___ Provided entries ___

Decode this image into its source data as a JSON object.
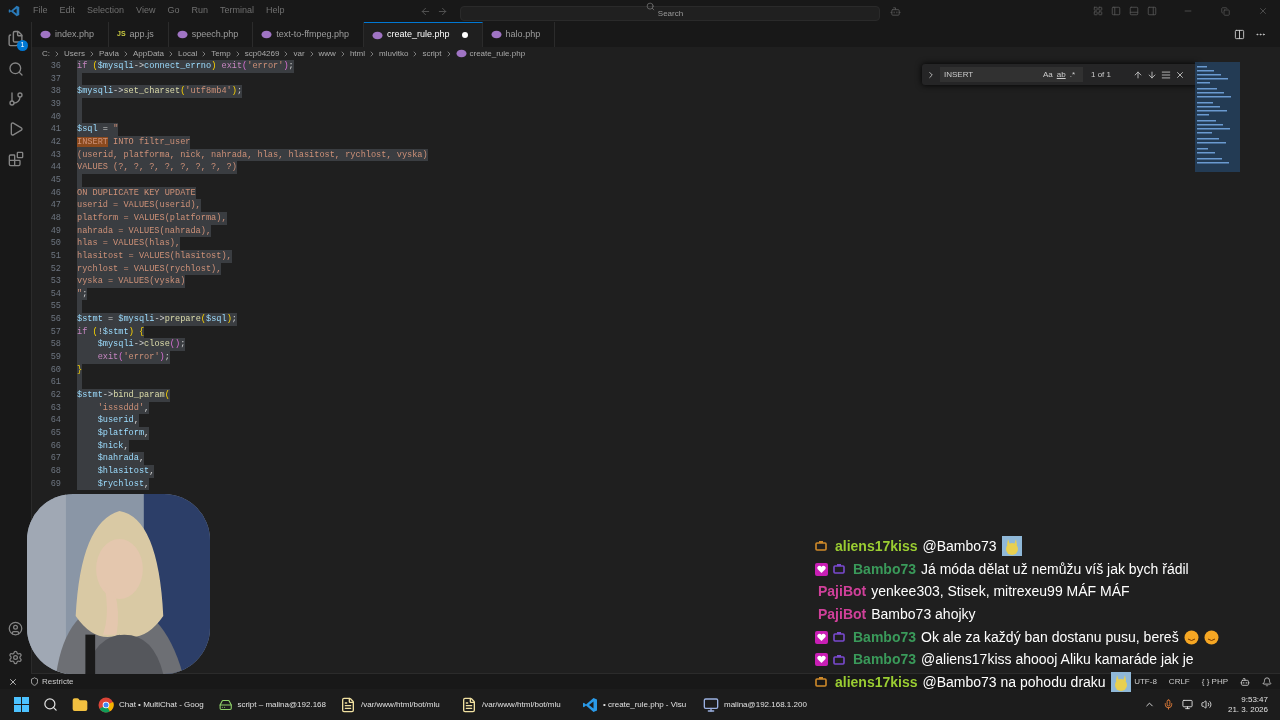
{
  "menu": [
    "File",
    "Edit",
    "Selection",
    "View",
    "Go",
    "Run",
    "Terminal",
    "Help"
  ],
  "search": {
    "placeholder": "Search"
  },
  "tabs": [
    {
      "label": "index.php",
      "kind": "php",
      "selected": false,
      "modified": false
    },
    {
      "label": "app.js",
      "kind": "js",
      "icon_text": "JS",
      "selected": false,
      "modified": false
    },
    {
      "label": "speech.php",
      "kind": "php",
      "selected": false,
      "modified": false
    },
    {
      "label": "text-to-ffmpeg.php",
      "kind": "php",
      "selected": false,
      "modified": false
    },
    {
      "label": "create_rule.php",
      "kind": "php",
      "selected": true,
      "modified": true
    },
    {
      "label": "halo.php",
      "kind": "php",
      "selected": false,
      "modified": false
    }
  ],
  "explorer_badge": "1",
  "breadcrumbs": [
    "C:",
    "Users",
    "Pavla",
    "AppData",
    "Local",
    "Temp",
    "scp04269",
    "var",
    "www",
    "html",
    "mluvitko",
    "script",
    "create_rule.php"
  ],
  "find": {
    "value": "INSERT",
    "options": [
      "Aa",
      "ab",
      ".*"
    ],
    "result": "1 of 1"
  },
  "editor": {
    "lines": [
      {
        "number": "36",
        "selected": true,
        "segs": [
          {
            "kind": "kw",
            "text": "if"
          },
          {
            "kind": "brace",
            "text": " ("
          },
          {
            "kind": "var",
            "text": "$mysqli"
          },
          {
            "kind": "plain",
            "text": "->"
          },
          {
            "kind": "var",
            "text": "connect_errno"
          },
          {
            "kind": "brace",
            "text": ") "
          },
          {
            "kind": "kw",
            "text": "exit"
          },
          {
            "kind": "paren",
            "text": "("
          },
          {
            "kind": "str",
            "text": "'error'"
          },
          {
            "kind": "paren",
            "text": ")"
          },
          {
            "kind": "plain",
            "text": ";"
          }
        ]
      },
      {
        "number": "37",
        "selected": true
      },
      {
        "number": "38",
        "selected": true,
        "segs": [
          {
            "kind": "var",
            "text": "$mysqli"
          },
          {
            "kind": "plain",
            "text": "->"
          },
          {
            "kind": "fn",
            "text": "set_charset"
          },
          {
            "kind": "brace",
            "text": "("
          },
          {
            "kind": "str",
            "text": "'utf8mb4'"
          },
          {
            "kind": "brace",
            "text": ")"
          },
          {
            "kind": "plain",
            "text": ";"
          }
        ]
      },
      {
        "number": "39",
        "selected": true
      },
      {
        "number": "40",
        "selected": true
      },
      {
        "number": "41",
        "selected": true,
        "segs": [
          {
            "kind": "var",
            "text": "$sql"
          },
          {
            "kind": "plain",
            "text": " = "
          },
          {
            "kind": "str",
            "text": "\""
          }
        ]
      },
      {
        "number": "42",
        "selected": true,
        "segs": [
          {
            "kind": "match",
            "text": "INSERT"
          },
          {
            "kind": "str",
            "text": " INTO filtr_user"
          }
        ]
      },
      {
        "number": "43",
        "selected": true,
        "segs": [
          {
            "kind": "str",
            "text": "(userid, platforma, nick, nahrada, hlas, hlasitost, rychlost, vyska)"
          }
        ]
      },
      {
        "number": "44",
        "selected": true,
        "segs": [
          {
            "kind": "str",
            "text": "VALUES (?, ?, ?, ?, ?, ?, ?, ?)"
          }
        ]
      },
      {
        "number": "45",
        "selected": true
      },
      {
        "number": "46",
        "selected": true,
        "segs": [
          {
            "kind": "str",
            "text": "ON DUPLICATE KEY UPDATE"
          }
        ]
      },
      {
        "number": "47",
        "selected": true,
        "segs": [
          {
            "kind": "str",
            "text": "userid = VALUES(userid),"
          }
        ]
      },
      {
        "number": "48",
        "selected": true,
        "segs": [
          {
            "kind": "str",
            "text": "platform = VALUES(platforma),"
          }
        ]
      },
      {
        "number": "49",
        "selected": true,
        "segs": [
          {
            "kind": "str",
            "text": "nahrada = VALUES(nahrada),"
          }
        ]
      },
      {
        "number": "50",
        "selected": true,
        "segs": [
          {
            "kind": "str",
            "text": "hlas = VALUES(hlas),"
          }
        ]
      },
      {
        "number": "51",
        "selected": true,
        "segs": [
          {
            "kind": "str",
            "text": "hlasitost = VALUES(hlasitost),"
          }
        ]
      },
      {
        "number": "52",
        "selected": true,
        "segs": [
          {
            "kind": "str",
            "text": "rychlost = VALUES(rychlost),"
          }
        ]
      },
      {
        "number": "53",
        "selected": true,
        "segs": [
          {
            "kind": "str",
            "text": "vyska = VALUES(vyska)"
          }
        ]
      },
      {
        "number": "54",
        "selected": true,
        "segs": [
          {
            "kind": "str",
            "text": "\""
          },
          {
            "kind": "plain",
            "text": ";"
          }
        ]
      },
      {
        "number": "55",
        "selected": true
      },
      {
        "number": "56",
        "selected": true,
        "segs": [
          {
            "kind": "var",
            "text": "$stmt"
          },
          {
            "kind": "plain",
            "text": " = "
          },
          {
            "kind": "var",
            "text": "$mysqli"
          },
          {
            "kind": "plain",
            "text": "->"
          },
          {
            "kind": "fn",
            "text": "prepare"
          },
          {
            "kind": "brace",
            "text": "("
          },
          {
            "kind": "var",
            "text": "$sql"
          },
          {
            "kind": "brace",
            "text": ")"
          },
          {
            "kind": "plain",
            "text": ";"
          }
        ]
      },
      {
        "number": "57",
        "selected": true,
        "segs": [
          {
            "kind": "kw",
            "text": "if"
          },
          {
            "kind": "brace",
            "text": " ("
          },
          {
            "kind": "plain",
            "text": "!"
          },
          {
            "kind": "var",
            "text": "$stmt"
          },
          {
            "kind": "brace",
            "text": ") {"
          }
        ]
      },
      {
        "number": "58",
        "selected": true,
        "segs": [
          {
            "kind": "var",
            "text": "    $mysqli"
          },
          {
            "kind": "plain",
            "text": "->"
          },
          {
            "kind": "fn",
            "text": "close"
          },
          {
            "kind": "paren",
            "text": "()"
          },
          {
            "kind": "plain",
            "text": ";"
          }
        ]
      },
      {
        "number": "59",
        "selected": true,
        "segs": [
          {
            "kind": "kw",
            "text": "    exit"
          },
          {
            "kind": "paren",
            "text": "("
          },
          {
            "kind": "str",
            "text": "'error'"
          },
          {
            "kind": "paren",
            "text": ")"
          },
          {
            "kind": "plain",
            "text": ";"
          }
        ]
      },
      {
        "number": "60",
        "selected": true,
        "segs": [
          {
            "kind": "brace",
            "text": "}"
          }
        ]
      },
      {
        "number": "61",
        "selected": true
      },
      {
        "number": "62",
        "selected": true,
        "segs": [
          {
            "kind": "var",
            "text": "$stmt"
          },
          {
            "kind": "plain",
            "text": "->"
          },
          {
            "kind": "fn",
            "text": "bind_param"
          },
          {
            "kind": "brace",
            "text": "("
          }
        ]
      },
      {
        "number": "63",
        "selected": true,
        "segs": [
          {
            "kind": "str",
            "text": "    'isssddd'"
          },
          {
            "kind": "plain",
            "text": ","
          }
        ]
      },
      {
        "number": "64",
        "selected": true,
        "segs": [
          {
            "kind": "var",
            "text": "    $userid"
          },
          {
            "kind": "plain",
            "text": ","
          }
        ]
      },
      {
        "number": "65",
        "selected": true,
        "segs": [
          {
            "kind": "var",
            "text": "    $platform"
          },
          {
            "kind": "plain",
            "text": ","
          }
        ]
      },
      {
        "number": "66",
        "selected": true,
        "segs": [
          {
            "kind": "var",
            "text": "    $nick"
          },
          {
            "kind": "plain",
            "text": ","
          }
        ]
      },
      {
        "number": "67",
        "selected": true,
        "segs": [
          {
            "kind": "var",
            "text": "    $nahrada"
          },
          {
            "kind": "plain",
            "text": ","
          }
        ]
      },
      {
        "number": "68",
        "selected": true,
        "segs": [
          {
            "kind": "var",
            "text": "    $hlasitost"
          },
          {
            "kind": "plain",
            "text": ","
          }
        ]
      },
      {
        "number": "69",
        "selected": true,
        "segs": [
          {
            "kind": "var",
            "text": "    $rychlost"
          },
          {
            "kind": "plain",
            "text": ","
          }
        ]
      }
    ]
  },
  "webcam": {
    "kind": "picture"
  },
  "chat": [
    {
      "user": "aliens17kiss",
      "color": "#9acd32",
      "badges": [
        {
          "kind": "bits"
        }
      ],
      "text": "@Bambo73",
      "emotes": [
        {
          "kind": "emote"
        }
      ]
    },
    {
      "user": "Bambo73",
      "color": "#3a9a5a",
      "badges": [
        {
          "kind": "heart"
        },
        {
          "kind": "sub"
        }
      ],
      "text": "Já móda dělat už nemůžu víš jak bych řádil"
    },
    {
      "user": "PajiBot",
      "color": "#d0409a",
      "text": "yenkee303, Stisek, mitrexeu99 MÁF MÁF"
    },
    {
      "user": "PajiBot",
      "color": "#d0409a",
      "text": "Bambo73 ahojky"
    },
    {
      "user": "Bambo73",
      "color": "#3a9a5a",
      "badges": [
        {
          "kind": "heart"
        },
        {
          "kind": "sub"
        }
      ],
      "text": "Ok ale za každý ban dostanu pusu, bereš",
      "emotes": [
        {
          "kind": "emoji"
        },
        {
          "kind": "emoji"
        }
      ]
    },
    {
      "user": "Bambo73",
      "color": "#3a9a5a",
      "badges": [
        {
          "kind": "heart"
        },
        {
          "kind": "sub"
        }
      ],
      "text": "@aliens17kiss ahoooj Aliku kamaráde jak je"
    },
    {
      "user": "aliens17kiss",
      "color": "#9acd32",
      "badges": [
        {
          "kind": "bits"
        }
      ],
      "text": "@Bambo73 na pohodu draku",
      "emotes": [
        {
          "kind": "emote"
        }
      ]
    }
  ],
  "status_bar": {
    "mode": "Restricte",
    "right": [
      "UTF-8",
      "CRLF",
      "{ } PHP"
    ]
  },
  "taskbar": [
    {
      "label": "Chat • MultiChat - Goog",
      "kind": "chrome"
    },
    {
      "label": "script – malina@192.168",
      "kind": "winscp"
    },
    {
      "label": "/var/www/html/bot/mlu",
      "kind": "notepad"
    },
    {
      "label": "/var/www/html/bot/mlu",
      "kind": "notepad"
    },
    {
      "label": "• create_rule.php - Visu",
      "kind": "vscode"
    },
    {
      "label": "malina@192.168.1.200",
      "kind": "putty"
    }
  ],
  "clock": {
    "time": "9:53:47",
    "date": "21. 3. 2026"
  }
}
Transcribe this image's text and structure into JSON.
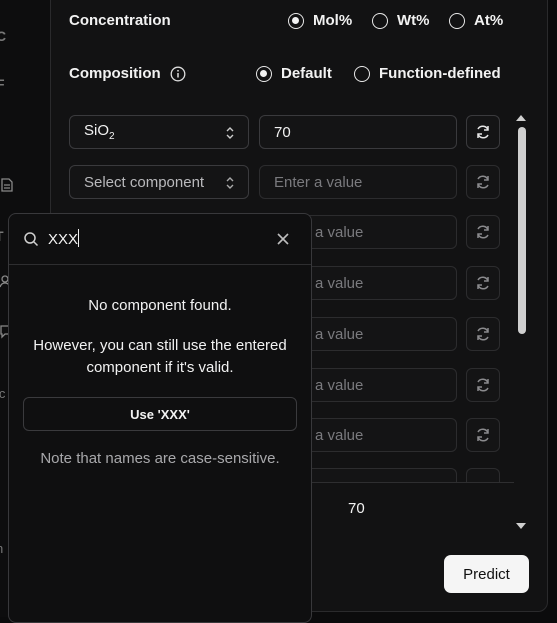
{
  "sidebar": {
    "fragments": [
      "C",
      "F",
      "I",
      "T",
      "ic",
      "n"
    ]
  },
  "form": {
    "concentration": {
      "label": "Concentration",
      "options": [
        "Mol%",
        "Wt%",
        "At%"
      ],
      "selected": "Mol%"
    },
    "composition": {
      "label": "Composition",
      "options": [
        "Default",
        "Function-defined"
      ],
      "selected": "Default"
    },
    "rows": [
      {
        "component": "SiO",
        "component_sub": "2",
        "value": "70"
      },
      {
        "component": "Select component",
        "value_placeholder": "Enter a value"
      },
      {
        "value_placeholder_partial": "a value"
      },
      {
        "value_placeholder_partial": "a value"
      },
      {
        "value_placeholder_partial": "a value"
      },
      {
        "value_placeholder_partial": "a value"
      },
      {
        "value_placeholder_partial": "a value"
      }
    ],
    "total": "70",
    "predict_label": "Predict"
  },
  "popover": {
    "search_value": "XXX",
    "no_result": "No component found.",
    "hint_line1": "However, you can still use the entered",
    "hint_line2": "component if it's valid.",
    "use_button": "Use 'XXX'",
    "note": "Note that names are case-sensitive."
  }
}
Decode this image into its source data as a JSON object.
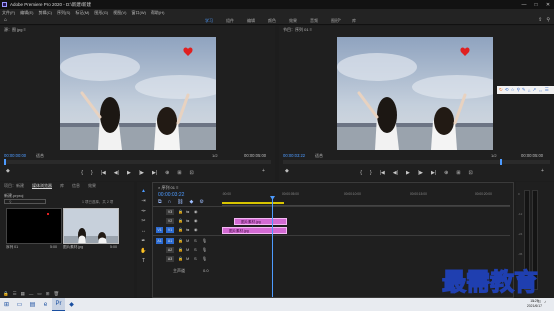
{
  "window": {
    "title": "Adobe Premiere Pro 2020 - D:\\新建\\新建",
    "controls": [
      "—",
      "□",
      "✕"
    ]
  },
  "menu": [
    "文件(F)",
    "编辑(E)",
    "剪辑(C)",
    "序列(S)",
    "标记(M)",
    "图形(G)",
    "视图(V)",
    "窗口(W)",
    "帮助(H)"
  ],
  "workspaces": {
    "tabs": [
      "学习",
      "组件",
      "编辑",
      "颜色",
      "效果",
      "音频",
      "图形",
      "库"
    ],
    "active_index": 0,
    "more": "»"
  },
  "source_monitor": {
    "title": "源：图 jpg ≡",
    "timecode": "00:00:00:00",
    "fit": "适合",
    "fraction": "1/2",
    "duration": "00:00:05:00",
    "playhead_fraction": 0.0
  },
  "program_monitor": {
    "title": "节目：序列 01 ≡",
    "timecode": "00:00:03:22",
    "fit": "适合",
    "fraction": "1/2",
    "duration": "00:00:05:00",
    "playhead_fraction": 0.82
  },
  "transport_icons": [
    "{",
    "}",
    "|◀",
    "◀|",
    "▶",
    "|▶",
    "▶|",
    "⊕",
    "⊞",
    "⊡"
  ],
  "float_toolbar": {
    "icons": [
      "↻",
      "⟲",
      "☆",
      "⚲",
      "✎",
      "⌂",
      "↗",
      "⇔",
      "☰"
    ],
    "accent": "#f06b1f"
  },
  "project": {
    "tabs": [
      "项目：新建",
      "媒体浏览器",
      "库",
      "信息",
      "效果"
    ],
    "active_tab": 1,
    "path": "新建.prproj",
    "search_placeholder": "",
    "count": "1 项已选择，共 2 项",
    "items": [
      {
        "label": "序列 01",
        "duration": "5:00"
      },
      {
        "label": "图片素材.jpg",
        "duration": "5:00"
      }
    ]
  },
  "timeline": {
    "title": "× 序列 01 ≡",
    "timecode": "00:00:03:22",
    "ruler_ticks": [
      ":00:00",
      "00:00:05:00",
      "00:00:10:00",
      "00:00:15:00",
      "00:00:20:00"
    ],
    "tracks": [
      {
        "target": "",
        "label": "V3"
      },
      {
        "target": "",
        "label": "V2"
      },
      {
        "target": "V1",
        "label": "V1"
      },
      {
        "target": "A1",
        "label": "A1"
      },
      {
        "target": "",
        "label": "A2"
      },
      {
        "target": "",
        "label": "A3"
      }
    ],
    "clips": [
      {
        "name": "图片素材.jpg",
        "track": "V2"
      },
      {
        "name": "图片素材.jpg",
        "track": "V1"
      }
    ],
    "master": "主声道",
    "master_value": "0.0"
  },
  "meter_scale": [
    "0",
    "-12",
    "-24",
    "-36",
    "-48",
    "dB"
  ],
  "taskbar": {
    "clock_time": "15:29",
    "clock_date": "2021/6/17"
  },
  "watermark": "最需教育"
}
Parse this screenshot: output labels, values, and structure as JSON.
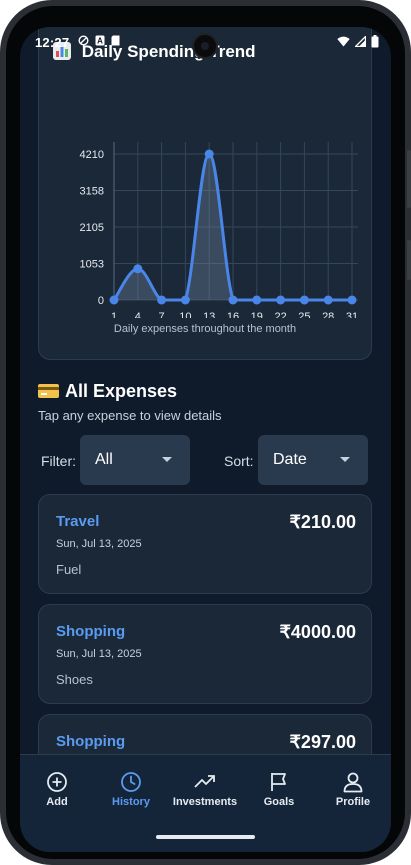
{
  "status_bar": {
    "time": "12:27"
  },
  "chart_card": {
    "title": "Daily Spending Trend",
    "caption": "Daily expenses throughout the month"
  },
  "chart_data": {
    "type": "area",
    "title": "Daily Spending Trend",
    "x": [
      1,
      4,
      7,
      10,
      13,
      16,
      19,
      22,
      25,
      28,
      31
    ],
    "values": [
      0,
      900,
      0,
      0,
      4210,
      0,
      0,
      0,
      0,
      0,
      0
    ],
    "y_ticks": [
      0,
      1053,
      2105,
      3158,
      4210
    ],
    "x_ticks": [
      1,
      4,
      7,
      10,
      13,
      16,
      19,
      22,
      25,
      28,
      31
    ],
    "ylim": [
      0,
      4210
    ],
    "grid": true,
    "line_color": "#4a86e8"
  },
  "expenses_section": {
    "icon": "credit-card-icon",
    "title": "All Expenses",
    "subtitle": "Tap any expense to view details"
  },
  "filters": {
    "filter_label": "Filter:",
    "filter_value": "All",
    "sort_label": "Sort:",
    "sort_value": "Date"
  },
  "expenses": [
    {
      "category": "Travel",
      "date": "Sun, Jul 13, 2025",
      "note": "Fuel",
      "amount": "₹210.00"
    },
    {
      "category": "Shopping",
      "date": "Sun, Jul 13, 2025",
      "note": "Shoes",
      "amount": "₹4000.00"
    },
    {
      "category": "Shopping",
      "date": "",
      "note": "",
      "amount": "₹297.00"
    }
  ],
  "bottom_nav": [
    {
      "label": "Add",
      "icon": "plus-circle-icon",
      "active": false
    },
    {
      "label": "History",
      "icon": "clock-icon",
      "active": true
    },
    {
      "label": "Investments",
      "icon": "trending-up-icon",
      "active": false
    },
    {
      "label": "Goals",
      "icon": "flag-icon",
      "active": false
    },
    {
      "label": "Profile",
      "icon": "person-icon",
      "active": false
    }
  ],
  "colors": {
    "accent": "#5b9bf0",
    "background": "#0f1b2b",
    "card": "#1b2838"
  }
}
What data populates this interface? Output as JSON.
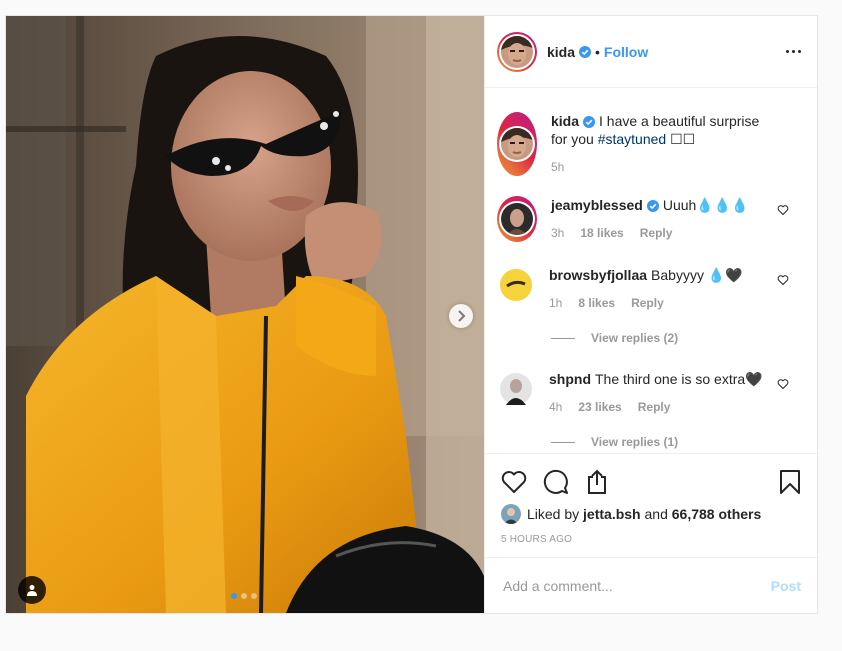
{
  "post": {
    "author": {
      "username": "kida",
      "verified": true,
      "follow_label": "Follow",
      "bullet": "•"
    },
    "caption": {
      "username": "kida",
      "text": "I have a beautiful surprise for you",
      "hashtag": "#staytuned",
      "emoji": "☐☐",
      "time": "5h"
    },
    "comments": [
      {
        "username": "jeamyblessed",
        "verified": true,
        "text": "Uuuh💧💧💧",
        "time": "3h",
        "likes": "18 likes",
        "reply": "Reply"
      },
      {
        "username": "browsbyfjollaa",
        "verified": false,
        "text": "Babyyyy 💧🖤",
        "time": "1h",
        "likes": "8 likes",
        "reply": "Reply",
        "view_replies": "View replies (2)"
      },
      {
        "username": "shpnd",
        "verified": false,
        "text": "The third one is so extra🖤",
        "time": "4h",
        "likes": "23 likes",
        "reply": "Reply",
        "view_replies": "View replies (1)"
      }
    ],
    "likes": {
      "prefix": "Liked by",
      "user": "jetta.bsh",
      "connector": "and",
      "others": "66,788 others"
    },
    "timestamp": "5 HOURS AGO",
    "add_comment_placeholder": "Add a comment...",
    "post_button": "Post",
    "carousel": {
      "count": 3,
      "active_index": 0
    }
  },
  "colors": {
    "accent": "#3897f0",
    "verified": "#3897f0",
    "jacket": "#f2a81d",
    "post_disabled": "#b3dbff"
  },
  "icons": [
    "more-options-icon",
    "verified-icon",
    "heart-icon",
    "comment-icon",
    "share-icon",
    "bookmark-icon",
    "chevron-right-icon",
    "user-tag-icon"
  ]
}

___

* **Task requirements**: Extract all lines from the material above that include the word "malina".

* **Answer for this exercise**:
      "label": "script – malina@192.168",
      "label": "malina@192.168.1.200",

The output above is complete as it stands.